DAHLGREN, Va. –
In government, industry and academia, investing in opportunities for collaboration, interactive learning and knowledge development prove advantageous for all involved. At Naval Surface Warfare Center Dahlgren Division (NSWCDD), the workforce values opportunities to establish, lead and participate in a multitude of Navy-sponsored educational programs and initiatives focusing on science, technology, engineering and mathematics (STEM) disciplines.
Through the Naval Engineering Education Consortium (NEEC) – a Naval Sea Systems Command (NAVSEA)-managed program – NAVSEA Warfare Centers such as NSWCDD are committed to providing hands-on research and development project opportunities and establish relationships with educational institutions, colleges and universities across the United States and its territories.
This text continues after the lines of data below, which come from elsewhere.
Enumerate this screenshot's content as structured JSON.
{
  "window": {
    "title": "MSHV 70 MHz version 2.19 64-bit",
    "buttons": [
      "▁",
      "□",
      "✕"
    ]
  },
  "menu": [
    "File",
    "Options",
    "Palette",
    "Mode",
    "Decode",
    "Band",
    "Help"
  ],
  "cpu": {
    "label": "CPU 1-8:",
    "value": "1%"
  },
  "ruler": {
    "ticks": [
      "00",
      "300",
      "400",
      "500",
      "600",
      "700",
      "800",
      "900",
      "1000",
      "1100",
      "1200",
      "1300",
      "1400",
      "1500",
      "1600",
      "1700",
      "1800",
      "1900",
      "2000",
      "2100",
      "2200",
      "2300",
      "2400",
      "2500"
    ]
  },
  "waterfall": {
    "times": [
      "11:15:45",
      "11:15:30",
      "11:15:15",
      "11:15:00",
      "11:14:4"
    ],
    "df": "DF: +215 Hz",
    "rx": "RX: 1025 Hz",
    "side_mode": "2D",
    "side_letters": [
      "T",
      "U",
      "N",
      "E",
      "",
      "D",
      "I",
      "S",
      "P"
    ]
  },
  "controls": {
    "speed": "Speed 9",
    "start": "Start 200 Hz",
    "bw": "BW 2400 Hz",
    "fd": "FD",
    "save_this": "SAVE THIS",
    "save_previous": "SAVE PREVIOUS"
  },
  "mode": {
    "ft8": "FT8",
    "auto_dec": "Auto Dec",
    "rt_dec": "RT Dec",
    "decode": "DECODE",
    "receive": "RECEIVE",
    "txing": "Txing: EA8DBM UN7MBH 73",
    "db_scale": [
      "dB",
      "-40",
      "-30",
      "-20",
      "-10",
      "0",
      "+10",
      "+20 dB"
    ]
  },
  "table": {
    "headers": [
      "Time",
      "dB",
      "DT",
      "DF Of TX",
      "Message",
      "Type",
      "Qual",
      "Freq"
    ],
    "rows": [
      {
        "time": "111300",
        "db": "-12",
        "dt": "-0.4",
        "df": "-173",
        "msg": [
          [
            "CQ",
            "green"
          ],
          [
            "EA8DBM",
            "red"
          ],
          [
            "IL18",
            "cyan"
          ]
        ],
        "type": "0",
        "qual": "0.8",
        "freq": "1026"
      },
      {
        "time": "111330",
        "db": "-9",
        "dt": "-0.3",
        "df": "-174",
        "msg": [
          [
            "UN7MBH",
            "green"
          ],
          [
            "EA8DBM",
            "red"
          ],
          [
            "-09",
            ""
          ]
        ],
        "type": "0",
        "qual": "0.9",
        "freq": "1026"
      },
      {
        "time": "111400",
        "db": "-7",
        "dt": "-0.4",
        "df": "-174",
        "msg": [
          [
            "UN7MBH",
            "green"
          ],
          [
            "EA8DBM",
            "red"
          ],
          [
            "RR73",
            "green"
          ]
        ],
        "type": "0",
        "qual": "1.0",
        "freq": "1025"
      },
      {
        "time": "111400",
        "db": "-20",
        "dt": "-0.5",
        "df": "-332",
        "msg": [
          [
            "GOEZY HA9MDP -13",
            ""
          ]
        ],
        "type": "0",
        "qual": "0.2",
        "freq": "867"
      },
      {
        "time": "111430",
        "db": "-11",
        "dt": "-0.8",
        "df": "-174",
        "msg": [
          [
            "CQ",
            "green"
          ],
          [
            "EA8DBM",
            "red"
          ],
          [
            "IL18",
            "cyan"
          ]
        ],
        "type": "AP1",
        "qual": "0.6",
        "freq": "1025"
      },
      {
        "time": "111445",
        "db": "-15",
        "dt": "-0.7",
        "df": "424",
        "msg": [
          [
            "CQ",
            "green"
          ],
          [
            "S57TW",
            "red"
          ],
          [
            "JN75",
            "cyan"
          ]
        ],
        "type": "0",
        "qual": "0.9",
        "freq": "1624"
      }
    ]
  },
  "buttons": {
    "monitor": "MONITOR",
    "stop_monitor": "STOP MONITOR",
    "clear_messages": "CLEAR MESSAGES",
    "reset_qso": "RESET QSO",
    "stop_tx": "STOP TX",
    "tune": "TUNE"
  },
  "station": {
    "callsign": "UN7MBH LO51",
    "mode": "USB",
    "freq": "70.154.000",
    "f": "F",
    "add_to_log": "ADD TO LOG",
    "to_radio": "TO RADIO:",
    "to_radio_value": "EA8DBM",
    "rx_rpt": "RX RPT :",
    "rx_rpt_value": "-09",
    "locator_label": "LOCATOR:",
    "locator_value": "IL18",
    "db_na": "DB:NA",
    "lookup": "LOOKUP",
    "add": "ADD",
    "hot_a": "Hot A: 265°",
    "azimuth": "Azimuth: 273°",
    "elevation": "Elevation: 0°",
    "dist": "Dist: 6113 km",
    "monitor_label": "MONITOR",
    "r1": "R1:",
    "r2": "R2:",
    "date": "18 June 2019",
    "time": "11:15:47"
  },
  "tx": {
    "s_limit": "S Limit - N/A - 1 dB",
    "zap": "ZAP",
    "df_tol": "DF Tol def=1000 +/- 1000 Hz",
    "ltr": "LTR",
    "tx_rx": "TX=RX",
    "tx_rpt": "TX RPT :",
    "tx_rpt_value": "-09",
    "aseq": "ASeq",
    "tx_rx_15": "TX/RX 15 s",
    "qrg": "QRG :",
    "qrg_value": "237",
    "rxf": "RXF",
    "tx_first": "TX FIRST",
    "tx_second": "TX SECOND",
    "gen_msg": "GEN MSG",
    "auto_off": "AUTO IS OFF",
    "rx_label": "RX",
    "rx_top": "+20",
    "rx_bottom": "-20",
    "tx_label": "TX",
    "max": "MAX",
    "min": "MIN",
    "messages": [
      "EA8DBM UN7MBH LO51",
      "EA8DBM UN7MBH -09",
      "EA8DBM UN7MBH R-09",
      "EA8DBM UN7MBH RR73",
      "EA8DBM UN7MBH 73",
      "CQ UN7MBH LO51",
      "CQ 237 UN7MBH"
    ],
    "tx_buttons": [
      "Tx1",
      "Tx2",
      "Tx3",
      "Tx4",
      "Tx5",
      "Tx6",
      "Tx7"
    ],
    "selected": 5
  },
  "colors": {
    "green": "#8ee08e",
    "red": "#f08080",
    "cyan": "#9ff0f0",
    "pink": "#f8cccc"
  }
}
One such NEEC project paired NSWCDD Systems Engineer Keyla Garcia Ramos with Dr. Emmanuel Arzuaga and several undergraduate and graduate students from the University of Puerto Rico Mayaguez (UPRM), including one doctoral candidate.
Over the course of two years, Ramos and her NSWCDD team worked with Arzuaga – a professor in the computer science and engineering department at UPRM and faculty project lead – and his student team in developing Herd: A Cloud-Computing Environment to Support Live Container Migration and Monitoring.
According to Ramos, the project evaluates the performance of virtual machines (VMs) and containers. The virtual machines emulate the same computer system using hypervisor software, which creates and runs the VMs allowing multiple operating systems to function on a single system. “Because of this technology, instead of just having one operating system running on a physical server, we can emulate many servers inside [instead of just one],” said Ramos. “This technology combines with our efforts to providing efficient software systems to the warfighter.”
“With this [Herd] project, the UPRM students and I worked alongside our Dahlgren partners to create and build these systems that aid in supporting essential combat systems,” said Arzuaga. The three-year project is scheduled to conclude in early 2022 and will meet projected performance expectations and naval requirements.
Currently, this project is one of ten active NEEC-sponsored projects between NSWCDD personnel and various colleges and universities.
“We are appreciative to be part of this opportunity presented by NSWCDD and Office of Naval Research (ONR) and look forward to participating in further projects,” expressed Arzuaga.
Ramos and Arzuaga also attended the NSWCDD Summer Faculty Research Program, which provides collaboration opportunities to college and university faculty and invites interested parties to submit proposals for STEM-focused projects supporting naval initiatives.
Both Ramos and Arzuaga reflected how participating in the Summer Faculty Research Program and the NEEC-sponsored programs promote expert knowledge and provide valuable experiences for students for future career paths.
“Beyond developing constructive tools, our goal is to have the brightest students and the academic industry to understand what the Navy, particularly Dahlgren, is actively achieving in technology advancements,” stated Ramos. “We provide those students with exposure and hands-on experiences to those technologies while in college. It is important that we see each [student] as potential a candidate for us, who already has a basic to intermediate level of proficiency on those technologies.”
Benjamin Franklin famously stated, “An investment in knowledge pays the best interest” and rings true for leadership and personnel at Dahlgren. As evident by the collaborative efforts and hands-on interaction between the NSWCDD workforce and the UPRM faculty and students, continuing STEM outreach initiatives and programs provide the opportunity to build a workforce consisting of the best and brightest talents in the field.